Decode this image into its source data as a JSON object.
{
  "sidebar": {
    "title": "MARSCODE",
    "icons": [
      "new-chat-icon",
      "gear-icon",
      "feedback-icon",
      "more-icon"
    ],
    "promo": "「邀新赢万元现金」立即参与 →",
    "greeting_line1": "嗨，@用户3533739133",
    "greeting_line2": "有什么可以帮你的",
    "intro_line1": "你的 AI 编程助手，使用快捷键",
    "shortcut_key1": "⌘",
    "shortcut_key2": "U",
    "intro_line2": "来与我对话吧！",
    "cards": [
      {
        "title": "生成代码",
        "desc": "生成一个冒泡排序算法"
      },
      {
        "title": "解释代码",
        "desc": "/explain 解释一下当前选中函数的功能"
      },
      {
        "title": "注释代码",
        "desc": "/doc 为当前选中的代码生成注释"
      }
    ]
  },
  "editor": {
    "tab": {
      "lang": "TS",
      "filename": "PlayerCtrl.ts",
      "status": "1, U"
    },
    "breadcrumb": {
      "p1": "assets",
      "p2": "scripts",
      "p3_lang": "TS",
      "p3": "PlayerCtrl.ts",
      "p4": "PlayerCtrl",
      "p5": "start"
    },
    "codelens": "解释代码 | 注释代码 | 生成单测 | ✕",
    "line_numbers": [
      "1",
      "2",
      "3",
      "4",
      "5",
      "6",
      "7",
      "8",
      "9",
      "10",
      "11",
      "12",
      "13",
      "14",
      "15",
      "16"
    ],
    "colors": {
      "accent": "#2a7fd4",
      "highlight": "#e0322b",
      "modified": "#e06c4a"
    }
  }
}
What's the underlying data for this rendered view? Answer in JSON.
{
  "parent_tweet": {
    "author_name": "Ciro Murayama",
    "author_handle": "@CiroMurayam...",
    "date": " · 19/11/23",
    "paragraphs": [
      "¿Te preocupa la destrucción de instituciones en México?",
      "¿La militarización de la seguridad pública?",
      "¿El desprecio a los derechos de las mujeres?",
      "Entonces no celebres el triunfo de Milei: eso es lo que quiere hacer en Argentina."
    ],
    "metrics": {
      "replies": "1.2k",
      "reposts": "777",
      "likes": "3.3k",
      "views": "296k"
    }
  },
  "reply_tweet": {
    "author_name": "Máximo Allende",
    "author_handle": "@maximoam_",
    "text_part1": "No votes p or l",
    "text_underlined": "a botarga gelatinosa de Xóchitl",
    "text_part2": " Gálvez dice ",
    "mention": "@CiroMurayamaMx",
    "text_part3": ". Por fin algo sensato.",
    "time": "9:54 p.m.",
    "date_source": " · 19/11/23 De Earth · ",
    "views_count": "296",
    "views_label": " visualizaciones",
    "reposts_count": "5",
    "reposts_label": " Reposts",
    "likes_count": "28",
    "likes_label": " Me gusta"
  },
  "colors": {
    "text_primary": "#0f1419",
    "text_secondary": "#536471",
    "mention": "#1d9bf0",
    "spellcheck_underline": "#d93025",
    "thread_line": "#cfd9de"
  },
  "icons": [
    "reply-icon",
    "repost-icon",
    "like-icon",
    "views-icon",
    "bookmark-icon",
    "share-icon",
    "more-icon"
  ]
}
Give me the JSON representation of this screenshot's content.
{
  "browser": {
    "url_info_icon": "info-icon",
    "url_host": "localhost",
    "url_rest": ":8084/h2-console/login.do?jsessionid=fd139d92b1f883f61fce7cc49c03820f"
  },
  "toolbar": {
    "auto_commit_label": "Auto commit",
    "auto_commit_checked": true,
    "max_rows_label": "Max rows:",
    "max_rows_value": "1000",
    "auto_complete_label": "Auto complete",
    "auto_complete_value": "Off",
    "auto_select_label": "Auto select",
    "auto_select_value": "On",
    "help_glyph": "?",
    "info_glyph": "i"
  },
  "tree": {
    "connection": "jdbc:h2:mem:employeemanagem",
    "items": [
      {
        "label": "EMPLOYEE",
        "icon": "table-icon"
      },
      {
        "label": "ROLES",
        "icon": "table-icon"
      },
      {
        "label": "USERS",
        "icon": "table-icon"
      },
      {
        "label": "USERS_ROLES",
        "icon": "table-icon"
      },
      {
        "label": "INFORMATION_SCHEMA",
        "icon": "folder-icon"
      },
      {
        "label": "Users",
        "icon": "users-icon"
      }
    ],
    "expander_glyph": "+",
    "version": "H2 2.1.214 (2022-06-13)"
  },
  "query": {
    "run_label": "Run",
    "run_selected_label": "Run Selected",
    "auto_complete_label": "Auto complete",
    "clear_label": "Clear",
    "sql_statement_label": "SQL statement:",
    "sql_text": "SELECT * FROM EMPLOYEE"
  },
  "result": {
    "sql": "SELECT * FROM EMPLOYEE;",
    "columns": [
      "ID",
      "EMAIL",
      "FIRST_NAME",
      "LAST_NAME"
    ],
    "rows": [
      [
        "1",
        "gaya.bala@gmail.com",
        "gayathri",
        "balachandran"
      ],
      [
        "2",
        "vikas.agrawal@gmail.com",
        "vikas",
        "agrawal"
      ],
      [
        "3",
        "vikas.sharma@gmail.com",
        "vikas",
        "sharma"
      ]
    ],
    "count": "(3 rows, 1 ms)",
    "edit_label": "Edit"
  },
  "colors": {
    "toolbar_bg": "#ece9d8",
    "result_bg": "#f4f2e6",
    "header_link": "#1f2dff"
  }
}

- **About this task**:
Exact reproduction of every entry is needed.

- **Solution to the exercise**:
Decode this image into its source data as a JSON object.
{
  "sidebar": {
    "title": "MARSCODE",
    "icons": [
      "new-chat-icon",
      "gear-icon",
      "feedback-icon",
      "more-icon"
    ],
    "promo": "「邀新赢万元现金」立即参与 →",
    "greeting_line1": "嗨，@用户3533739133",
    "greeting_line2": "有什么可以帮你的",
    "intro_line1": "你的 AI 编程助手，使用快捷键",
    "shortcut_key1": "⌘",
    "shortcut_key2": "U",
    "intro_line2": "来与我对话吧！",
    "cards": [
      {
        "title": "生成代码",
        "desc": "生成一个冒泡排序算法"
      },
      {
        "title": "解释代码",
        "desc": "/explain 解释一下当前选中函数的功能"
      },
      {
        "title": "注释代码",
        "desc": "/doc 为当前选中的代码生成注释"
      }
    ]
  },
  "editor": {
    "tab": {
      "lang": "TS",
      "filename": "PlayerCtrl.ts",
      "status": "1, U"
    },
    "breadcrumb": {
      "p1": "assets",
      "p2": "scripts",
      "p3_lang": "TS",
      "p3": "PlayerCtrl.ts",
      "p4": "PlayerCtrl",
      "p5": "start"
    },
    "codelens": "解释代码 | 注释代码 | 生成单测 | ✕",
    "line_numbers": [
      "1",
      "2",
      "3",
      "4",
      "5",
      "6",
      "7",
      "8",
      "9",
      "10",
      "11",
      "12",
      "13",
      "14",
      "15",
      "16"
    ],
    "colors": {
      "accent": "#2a7fd4",
      "highlight": "#e0322b",
      "modified": "#e06c4a"
    }
  }
}
What's the underlying data for this rendered view? Answer in JSON.
{
  "parent_tweet": {
    "author_name": "Ciro Murayama",
    "author_handle": "@CiroMurayam...",
    "date": " · 19/11/23",
    "paragraphs": [
      "¿Te preocupa la destrucción de instituciones en México?",
      "¿La militarización de la seguridad pública?",
      "¿El desprecio a los derechos de las mujeres?",
      "Entonces no celebres el triunfo de Milei: eso es lo que quiere hacer en Argentina."
    ],
    "metrics": {
      "replies": "1.2k",
      "reposts": "777",
      "likes": "3.3k",
      "views": "296k"
    }
  },
  "reply_tweet": {
    "author_name": "Máximo Allende",
    "author_handle": "@maximoam_",
    "text_part1": "No votes p or l",
    "text_underlined": "a botarga gelatinosa de Xóchitl",
    "text_part2": " Gálvez dice ",
    "mention": "@CiroMurayamaMx",
    "text_part3": ". Por fin algo sensato.",
    "time": "9:54 p.m.",
    "date_source": " · 19/11/23 De Earth · ",
    "views_count": "296",
    "views_label": " visualizaciones",
    "reposts_count": "5",
    "reposts_label": " Reposts",
    "likes_count": "28",
    "likes_label": " Me gusta"
  },
  "colors": {
    "text_primary": "#0f1419",
    "text_secondary": "#536471",
    "mention": "#1d9bf0",
    "spellcheck_underline": "#d93025",
    "thread_line": "#cfd9de"
  },
  "icons": [
    "reply-icon",
    "repost-icon",
    "like-icon",
    "views-icon",
    "bookmark-icon",
    "share-icon",
    "more-icon"
  ]
}
Give me the JSON representation of this screenshot's content.
{
  "browser": {
    "url_info_icon": "info-icon",
    "url_host": "localhost",
    "url_rest": ":8084/h2-console/login.do?jsessionid=fd139d92b1f883f61fce7cc49c03820f"
  },
  "toolbar": {
    "auto_commit_label": "Auto commit",
    "auto_commit_checked": true,
    "max_rows_label": "Max rows:",
    "max_rows_value": "1000",
    "auto_complete_label": "Auto complete",
    "auto_complete_value": "Off",
    "auto_select_label": "Auto select",
    "auto_select_value": "On",
    "help_glyph": "?",
    "info_glyph": "i"
  },
  "tree": {
    "connection": "jdbc:h2:mem:employeemanagem",
    "items": [
      {
        "label": "EMPLOYEE",
        "icon": "table-icon"
      },
      {
        "label": "ROLES",
        "icon": "table-icon"
      },
      {
        "label": "USERS",
        "icon": "table-icon"
      },
      {
        "label": "USERS_ROLES",
        "icon": "table-icon"
      },
      {
        "label": "INFORMATION_SCHEMA",
        "icon": "folder-icon"
      },
      {
        "label": "Users",
        "icon": "users-icon"
      }
    ],
    "expander_glyph": "+",
    "version": "H2 2.1.214 (2022-06-13)"
  },
  "query": {
    "run_label": "Run",
    "run_selected_label": "Run Selected",
    "auto_complete_label": "Auto complete",
    "clear_label": "Clear",
    "sql_statement_label": "SQL statement:",
    "sql_text": "SELECT * FROM EMPLOYEE"
  },
  "result": {
    "sql": "SELECT * FROM EMPLOYEE;",
    "columns": [
      "ID",
      "EMAIL",
      "FIRST_NAME",
      "LAST_NAME"
    ],
    "rows": [
      [
        "1",
        "gaya.bala@gmail.com",
        "gayathri",
        "balachandran"
      ],
      [
        "2",
        "vikas.agrawal@gmail.com",
        "vikas",
        "agrawal"
      ],
      [
        "3",
        "vikas.sharma@gmail.com",
        "vikas",
        "sharma"
      ]
    ],
    "count": "(3 rows, 1 ms)",
    "edit_label": "Edit"
  },
  "colors": {
    "toolbar_bg": "#ece9d8",
    "result_bg": "#f4f2e6",
    "header_link": "#1f2dff"
  }
}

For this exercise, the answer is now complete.